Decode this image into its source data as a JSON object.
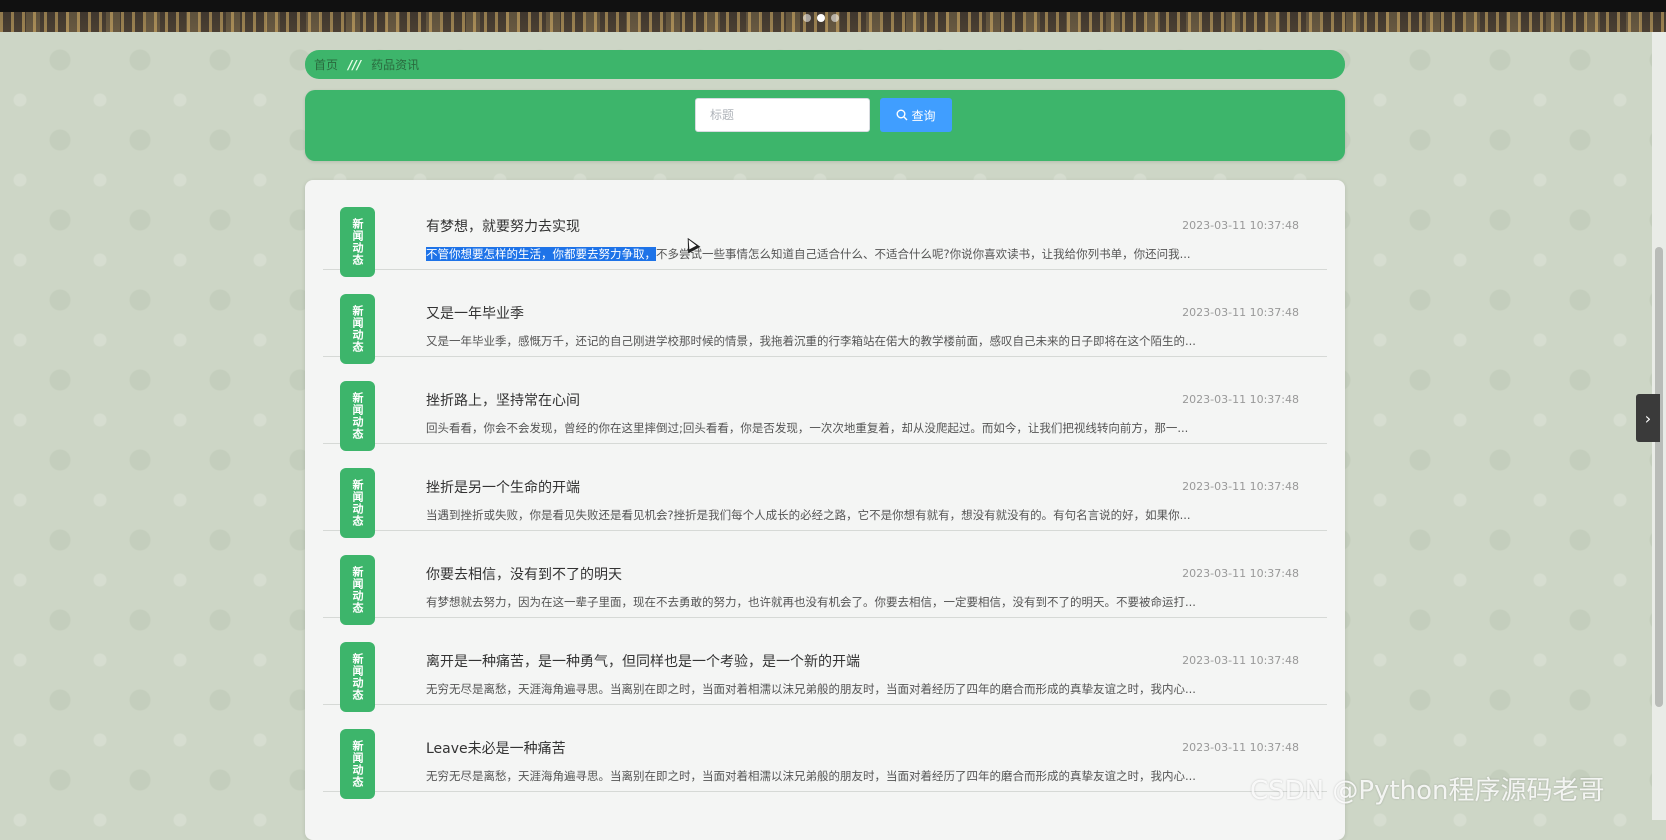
{
  "banner": {
    "slides": 3,
    "active_slide": 2
  },
  "breadcrumb": {
    "home": "首页",
    "separator": "///",
    "current": "药品资讯"
  },
  "search": {
    "placeholder": "标题",
    "value": "",
    "button_label": "查询",
    "button_icon": "search-icon"
  },
  "badge_text": "新闻动态",
  "news": [
    {
      "title": "有梦想，就要努力去实现",
      "time": "2023-03-11 10:37:48",
      "summary_selected": "不管你想要怎样的生活，你都要去努力争取，",
      "summary": "不多尝试一些事情怎么知道自己适合什么、不适合什么呢?你说你喜欢读书，让我给你列书单，你还问我..."
    },
    {
      "title": "又是一年毕业季",
      "time": "2023-03-11 10:37:48",
      "summary_selected": "",
      "summary": "又是一年毕业季，感慨万千，还记的自己刚进学校那时候的情景，我拖着沉重的行李箱站在偌大的教学楼前面，感叹自己未来的日子即将在这个陌生的..."
    },
    {
      "title": "挫折路上，坚持常在心间",
      "time": "2023-03-11 10:37:48",
      "summary_selected": "",
      "summary": "回头看看，你会不会发现，曾经的你在这里摔倒过;回头看看，你是否发现，一次次地重复着，却从没爬起过。而如今，让我们把视线转向前方，那一..."
    },
    {
      "title": "挫折是另一个生命的开端",
      "time": "2023-03-11 10:37:48",
      "summary_selected": "",
      "summary": "当遇到挫折或失败，你是看见失败还是看见机会?挫折是我们每个人成长的必经之路，它不是你想有就有，想没有就没有的。有句名言说的好，如果你..."
    },
    {
      "title": "你要去相信，没有到不了的明天",
      "time": "2023-03-11 10:37:48",
      "summary_selected": "",
      "summary": "有梦想就去努力，因为在这一辈子里面，现在不去勇敢的努力，也许就再也没有机会了。你要去相信，一定要相信，没有到不了的明天。不要被命运打..."
    },
    {
      "title": "离开是一种痛苦，是一种勇气，但同样也是一个考验，是一个新的开端",
      "time": "2023-03-11 10:37:48",
      "summary_selected": "",
      "summary": "无穷无尽是离愁，天涯海角遍寻思。当离别在即之时，当面对着相濡以沫兄弟般的朋友时，当面对着经历了四年的磨合而形成的真挚友谊之时，我内心..."
    },
    {
      "title": "Leave未必是一种痛苦",
      "time": "2023-03-11 10:37:48",
      "summary_selected": "",
      "summary": "无穷无尽是离愁，天涯海角遍寻思。当离别在即之时，当面对着相濡以沫兄弟般的朋友时，当面对着经历了四年的磨合而形成的真挚友谊之时，我内心..."
    }
  ],
  "watermark": "CSDN @Python程序源码老哥",
  "side_arrow": "›",
  "colors": {
    "primary_green": "#3db56b",
    "button_blue": "#409eff",
    "selection_blue": "#1e73e8"
  }
}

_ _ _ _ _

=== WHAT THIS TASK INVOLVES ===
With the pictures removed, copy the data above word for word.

=== WRITTEN ANSWER ===
Decode this image into its source data as a JSON object.
{
  "banner": {
    "slides": 3,
    "active_slide": 2
  },
  "breadcrumb": {
    "home": "首页",
    "separator": "///",
    "current": "药品资讯"
  },
  "search": {
    "placeholder": "标题",
    "value": "",
    "button_label": "查询",
    "button_icon": "search-icon"
  },
  "badge_text": "新闻动态",
  "news": [
    {
      "title": "有梦想，就要努力去实现",
      "time": "2023-03-11 10:37:48",
      "summary_selected": "不管你想要怎样的生活，你都要去努力争取，",
      "summary": "不多尝试一些事情怎么知道自己适合什么、不适合什么呢?你说你喜欢读书，让我给你列书单，你还问我..."
    },
    {
      "title": "又是一年毕业季",
      "time": "2023-03-11 10:37:48",
      "summary_selected": "",
      "summary": "又是一年毕业季，感慨万千，还记的自己刚进学校那时候的情景，我拖着沉重的行李箱站在偌大的教学楼前面，感叹自己未来的日子即将在这个陌生的..."
    },
    {
      "title": "挫折路上，坚持常在心间",
      "time": "2023-03-11 10:37:48",
      "summary_selected": "",
      "summary": "回头看看，你会不会发现，曾经的你在这里摔倒过;回头看看，你是否发现，一次次地重复着，却从没爬起过。而如今，让我们把视线转向前方，那一..."
    },
    {
      "title": "挫折是另一个生命的开端",
      "time": "2023-03-11 10:37:48",
      "summary_selected": "",
      "summary": "当遇到挫折或失败，你是看见失败还是看见机会?挫折是我们每个人成长的必经之路，它不是你想有就有，想没有就没有的。有句名言说的好，如果你..."
    },
    {
      "title": "你要去相信，没有到不了的明天",
      "time": "2023-03-11 10:37:48",
      "summary_selected": "",
      "summary": "有梦想就去努力，因为在这一辈子里面，现在不去勇敢的努力，也许就再也没有机会了。你要去相信，一定要相信，没有到不了的明天。不要被命运打..."
    },
    {
      "title": "离开是一种痛苦，是一种勇气，但同样也是一个考验，是一个新的开端",
      "time": "2023-03-11 10:37:48",
      "summary_selected": "",
      "summary": "无穷无尽是离愁，天涯海角遍寻思。当离别在即之时，当面对着相濡以沫兄弟般的朋友时，当面对着经历了四年的磨合而形成的真挚友谊之时，我内心..."
    },
    {
      "title": "Leave未必是一种痛苦",
      "time": "2023-03-11 10:37:48",
      "summary_selected": "",
      "summary": "无穷无尽是离愁，天涯海角遍寻思。当离别在即之时，当面对着相濡以沫兄弟般的朋友时，当面对着经历了四年的磨合而形成的真挚友谊之时，我内心..."
    }
  ],
  "watermark": "CSDN @Python程序源码老哥",
  "side_arrow": "›",
  "colors": {
    "primary_green": "#3db56b",
    "button_blue": "#409eff",
    "selection_blue": "#1e73e8"
  }
}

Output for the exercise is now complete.